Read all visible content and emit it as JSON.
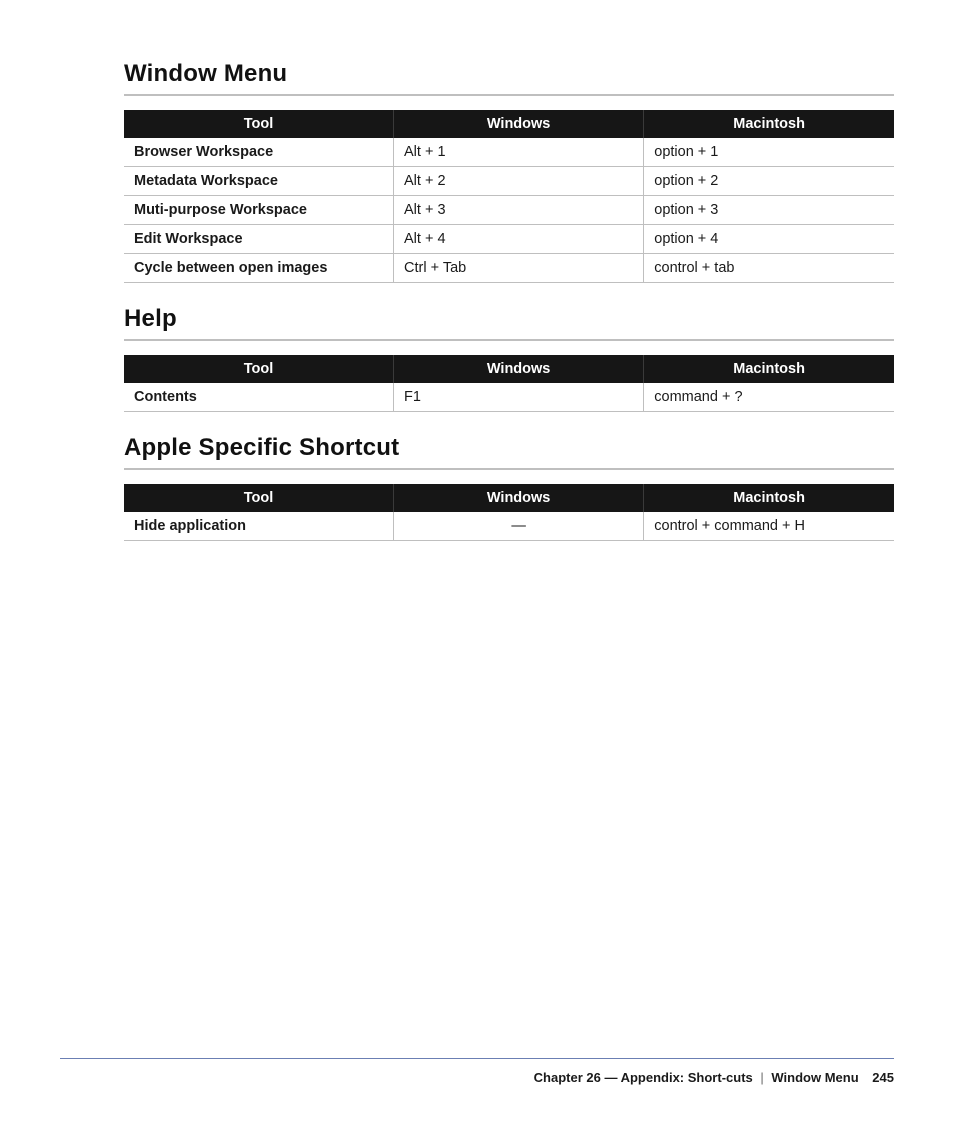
{
  "sections": [
    {
      "heading": "Window Menu",
      "columns": [
        "Tool",
        "Windows",
        "Macintosh"
      ],
      "rows": [
        {
          "tool": "Browser Workspace",
          "windows": "Alt + 1",
          "mac": "option + 1"
        },
        {
          "tool": "Metadata Workspace",
          "windows": "Alt + 2",
          "mac": "option + 2"
        },
        {
          "tool": "Muti-purpose Workspace",
          "windows": "Alt + 3",
          "mac": "option + 3"
        },
        {
          "tool": "Edit Workspace",
          "windows": "Alt + 4",
          "mac": "option + 4"
        },
        {
          "tool": "Cycle between open images",
          "windows": "Ctrl + Tab",
          "mac": "control + tab"
        }
      ]
    },
    {
      "heading": "Help",
      "columns": [
        "Tool",
        "Windows",
        "Macintosh"
      ],
      "rows": [
        {
          "tool": "Contents",
          "windows": "F1",
          "mac": "command + ?"
        }
      ]
    },
    {
      "heading": "Apple Specific Shortcut",
      "columns": [
        "Tool",
        "Windows",
        "Macintosh"
      ],
      "rows": [
        {
          "tool": "Hide application",
          "windows": "—",
          "windows_centered": true,
          "mac": "control + command + H"
        }
      ]
    }
  ],
  "footer": {
    "chapter": "Chapter 26 — Appendix: Short-cuts",
    "separator": "|",
    "subsection": "Window Menu",
    "page": "245"
  }
}
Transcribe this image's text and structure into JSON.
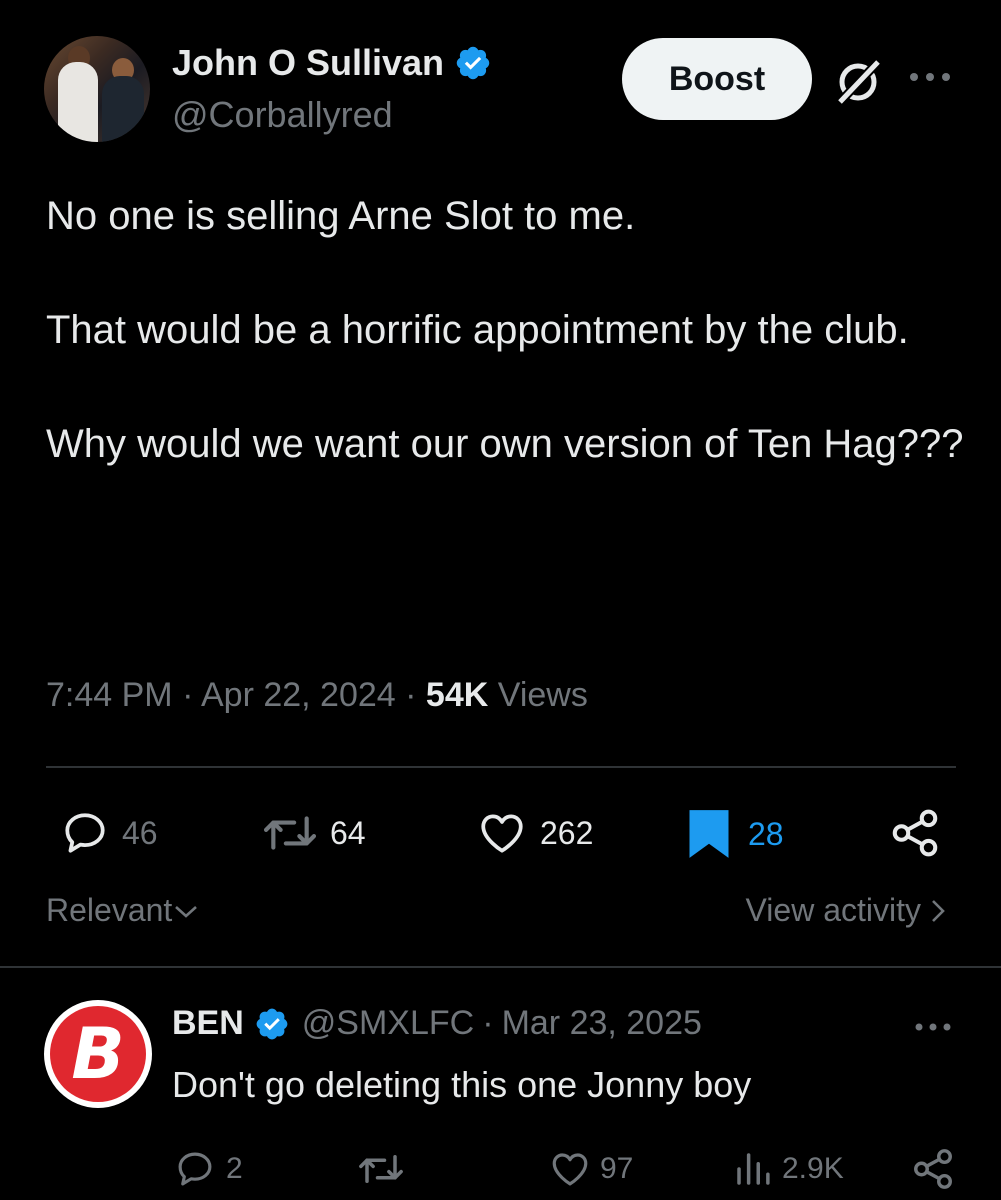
{
  "header": {
    "display_name": "John O Sullivan",
    "handle": "@Corballyred",
    "boost_label": "Boost"
  },
  "tweet": {
    "paragraphs": [
      "No one is selling Arne Slot to me.",
      "That would be a horrific appointment by the club.",
      "Why would we want our own version of Ten Hag???"
    ],
    "time": "7:44 PM",
    "separator": "·",
    "date": "Apr 22, 2024",
    "views_count": "54K",
    "views_label": "Views"
  },
  "actions": {
    "replies": "46",
    "reposts": "64",
    "likes": "262",
    "bookmarks": "28"
  },
  "filters": {
    "relevant_label": "Relevant",
    "view_activity_label": "View activity"
  },
  "reply": {
    "avatar_letter": "B",
    "name": "BEN",
    "handle": "@SMXLFC",
    "separator": "·",
    "date": "Mar 23, 2025",
    "text": "Don't go deleting this one Jonny boy",
    "replies": "2",
    "reposts": "",
    "likes": "97",
    "views": "2.9K"
  },
  "colors": {
    "background": "#000000",
    "text": "#e7e9ea",
    "muted": "#71767b",
    "accent": "#1d9bf0",
    "divider": "#2f3336",
    "brand_red": "#e0282f"
  },
  "icons": [
    "verified-badge-icon",
    "grok-icon",
    "more-icon",
    "reply-icon",
    "repost-icon",
    "like-icon",
    "bookmark-icon",
    "share-icon",
    "views-icon",
    "chevron-down-icon",
    "chevron-right-icon"
  ]
}
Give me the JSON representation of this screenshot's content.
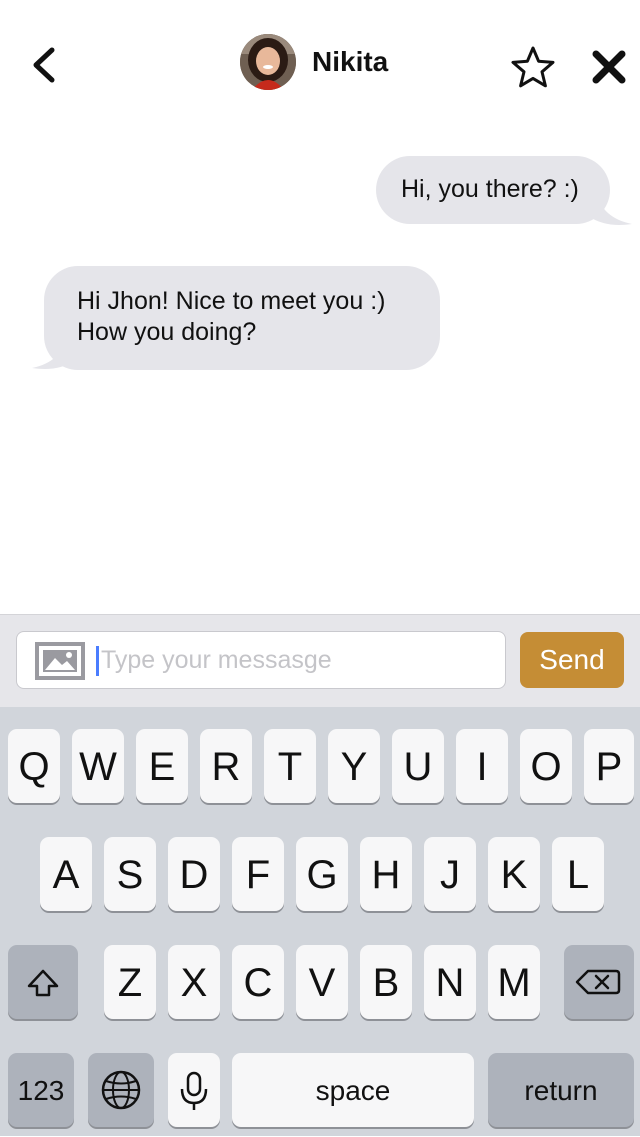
{
  "header": {
    "contact_name": "Nikita"
  },
  "messages": [
    {
      "direction": "outgoing",
      "text": "Hi, you there? :)"
    },
    {
      "direction": "incoming",
      "text": "Hi Jhon! Nice to meet you :)\nHow you doing?"
    }
  ],
  "composer": {
    "placeholder": "Type your messasge",
    "value": "",
    "send_label": "Send"
  },
  "keyboard": {
    "row1": [
      "Q",
      "W",
      "E",
      "R",
      "T",
      "Y",
      "U",
      "I",
      "O",
      "P"
    ],
    "row2": [
      "A",
      "S",
      "D",
      "F",
      "G",
      "H",
      "J",
      "K",
      "L"
    ],
    "row3": [
      "Z",
      "X",
      "C",
      "V",
      "B",
      "N",
      "M"
    ],
    "numbers_label": "123",
    "space_label": "space",
    "return_label": "return"
  },
  "colors": {
    "accent": "#c58d35",
    "bubble": "#e5e5ea",
    "keyboard_bg": "#d1d5db",
    "caret": "#4a7dff"
  },
  "icons": [
    "back-chevron-icon",
    "avatar",
    "star-icon",
    "close-icon",
    "image-icon",
    "shift-icon",
    "backspace-icon",
    "globe-icon",
    "microphone-icon"
  ]
}
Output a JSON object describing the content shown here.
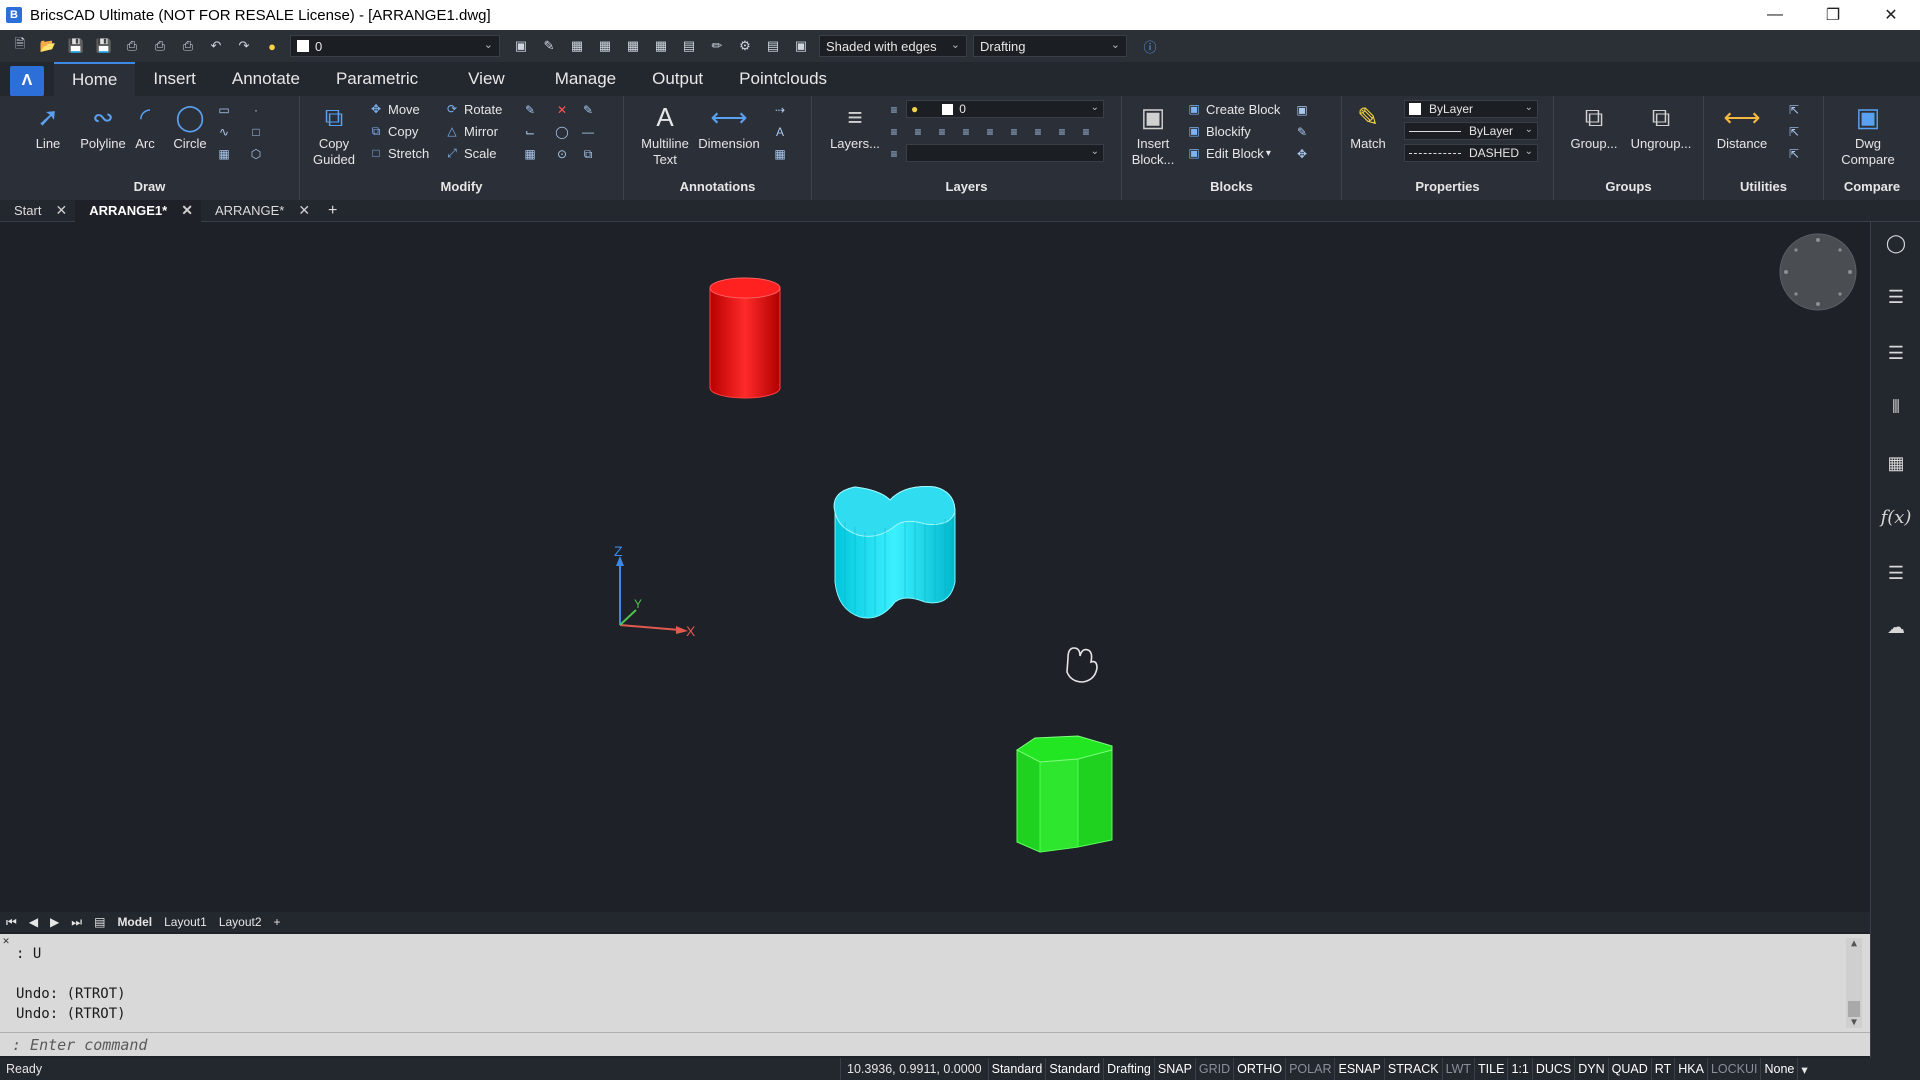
{
  "window": {
    "title": "BricsCAD Ultimate (NOT FOR RESALE License) - [ARRANGE1.dwg]",
    "app_logo": "B"
  },
  "quick_access": {
    "layer_value": "0",
    "visual_style": "Shaded with edges",
    "workspace": "Drafting"
  },
  "ribbon_tabs": [
    {
      "label": "Home",
      "active": true
    },
    {
      "label": "Insert"
    },
    {
      "label": "Annotate"
    },
    {
      "label": "Parametric"
    },
    {
      "label": "View"
    },
    {
      "label": "Manage"
    },
    {
      "label": "Output"
    },
    {
      "label": "Pointclouds"
    }
  ],
  "ribbon": {
    "draw": {
      "title": "Draw",
      "line": "Line",
      "polyline": "Polyline",
      "arc": "Arc",
      "circle": "Circle"
    },
    "modify": {
      "title": "Modify",
      "copy_guided": "Copy Guided",
      "move": "Move",
      "copy": "Copy",
      "stretch": "Stretch",
      "rotate": "Rotate",
      "mirror": "Mirror",
      "scale": "Scale"
    },
    "annotations": {
      "title": "Annotations",
      "multiline_text": "Multiline Text",
      "dimension": "Dimension"
    },
    "layers": {
      "title": "Layers",
      "layers_btn": "Layers...",
      "layer_value": "0"
    },
    "blocks": {
      "title": "Blocks",
      "insert_block": "Insert Block...",
      "create_block": "Create Block",
      "blockify": "Blockify",
      "edit_block": "Edit Block"
    },
    "properties": {
      "title": "Properties",
      "match": "Match",
      "color": "ByLayer",
      "linetype": "ByLayer",
      "lineweight": "DASHED"
    },
    "groups": {
      "title": "Groups",
      "group": "Group...",
      "ungroup": "Ungroup..."
    },
    "utilities": {
      "title": "Utilities",
      "distance": "Distance"
    },
    "compare": {
      "title": "Compare",
      "dwg_compare": "Dwg Compare"
    }
  },
  "doc_tabs": [
    {
      "label": "Start"
    },
    {
      "label": "ARRANGE1*",
      "active": true
    },
    {
      "label": "ARRANGE*"
    }
  ],
  "ucs": {
    "x": "X",
    "y": "Y",
    "z": "Z"
  },
  "shapes": {
    "red": "#ff1a1a",
    "cyan": "#19e0f0",
    "green": "#22e622"
  },
  "layout_tabs": {
    "model": "Model",
    "layout1": "Layout1",
    "layout2": "Layout2"
  },
  "command": {
    "lines": [
      ": U",
      "",
      "Undo: (RTROT)",
      "Undo: (RTROT)"
    ],
    "prompt": ": Enter command"
  },
  "status": {
    "ready": "Ready",
    "coords": "10.3936, 0.9911, 0.0000",
    "items": [
      {
        "label": "Standard",
        "on": true
      },
      {
        "label": "Standard",
        "on": true
      },
      {
        "label": "Drafting",
        "on": true
      },
      {
        "label": "SNAP",
        "on": true
      },
      {
        "label": "GRID",
        "on": false
      },
      {
        "label": "ORTHO",
        "on": true
      },
      {
        "label": "POLAR",
        "on": false
      },
      {
        "label": "ESNAP",
        "on": true
      },
      {
        "label": "STRACK",
        "on": true
      },
      {
        "label": "LWT",
        "on": false
      },
      {
        "label": "TILE",
        "on": true
      },
      {
        "label": "1:1",
        "on": true
      },
      {
        "label": "DUCS",
        "on": true
      },
      {
        "label": "DYN",
        "on": true
      },
      {
        "label": "QUAD",
        "on": true
      },
      {
        "label": "RT",
        "on": true
      },
      {
        "label": "HKA",
        "on": true
      },
      {
        "label": "LOCKUI",
        "on": false
      },
      {
        "label": "None",
        "on": true
      }
    ]
  }
}
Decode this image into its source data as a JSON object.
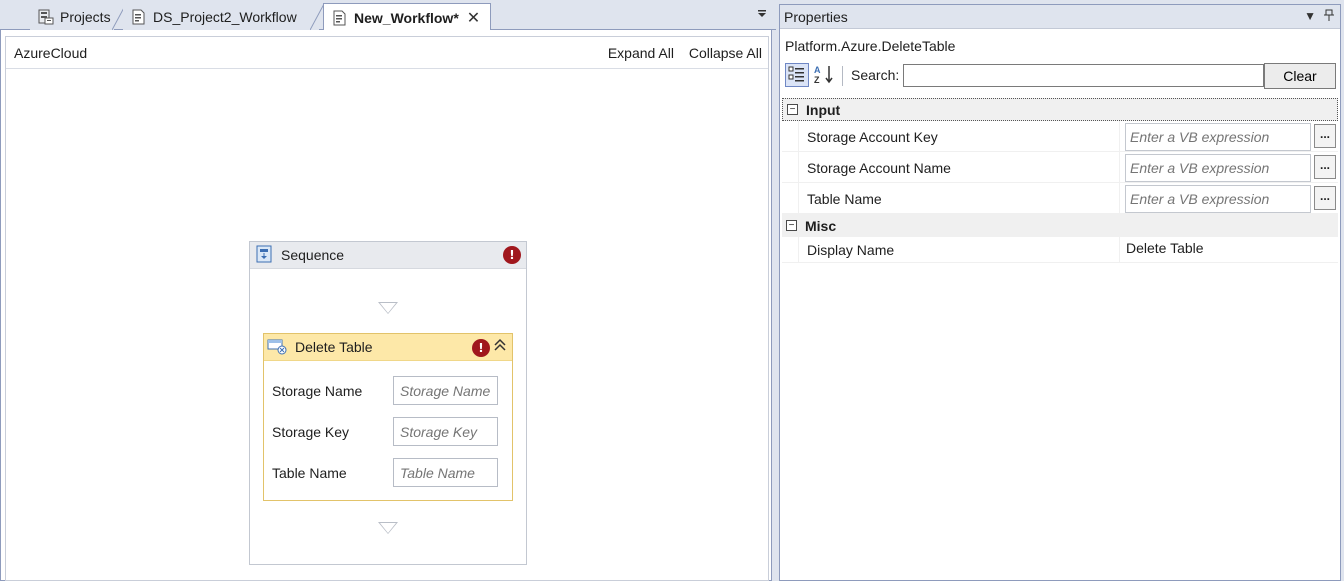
{
  "tabs": [
    {
      "label": "Projects",
      "icon": "projects-icon"
    },
    {
      "label": "DS_Project2_Workflow",
      "icon": "workflow-file-icon"
    },
    {
      "label": "New_Workflow*",
      "icon": "workflow-file-icon",
      "active": true
    }
  ],
  "designer": {
    "breadcrumb": "AzureCloud",
    "expand_all": "Expand All",
    "collapse_all": "Collapse All",
    "sequence": {
      "title": "Sequence",
      "icon": "sequence-icon",
      "activity": {
        "title": "Delete Table",
        "icon": "azure-table-delete-icon",
        "fields": [
          {
            "label": "Storage Name",
            "placeholder": "Storage Name"
          },
          {
            "label": "Storage Key",
            "placeholder": "Storage Key"
          },
          {
            "label": "Table Name",
            "placeholder": "Table Name"
          }
        ]
      }
    }
  },
  "properties": {
    "title": "Properties",
    "type_name": "Platform.Azure.DeleteTable",
    "search_label": "Search:",
    "search_value": "",
    "clear_label": "Clear",
    "categories": [
      {
        "name": "Input",
        "toggle": "−",
        "rows": [
          {
            "name": "Storage Account Key",
            "placeholder": "Enter a VB expression",
            "button": "..."
          },
          {
            "name": "Storage Account Name",
            "placeholder": "Enter a VB expression",
            "button": "..."
          },
          {
            "name": "Table Name",
            "placeholder": "Enter a VB expression",
            "button": "..."
          }
        ]
      },
      {
        "name": "Misc",
        "toggle": "−",
        "rows": [
          {
            "name": "Display Name",
            "value": "Delete Table"
          }
        ]
      }
    ]
  },
  "colors": {
    "error": "#a0171d",
    "activity_header": "#fde8a8",
    "activity_border": "#e2c36a",
    "chrome": "#dfe4ee"
  }
}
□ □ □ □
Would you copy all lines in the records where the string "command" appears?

          "mac": "command + ?"
          "mac": "control + command + H"
  "command": {
    "prompt": ": Enter command"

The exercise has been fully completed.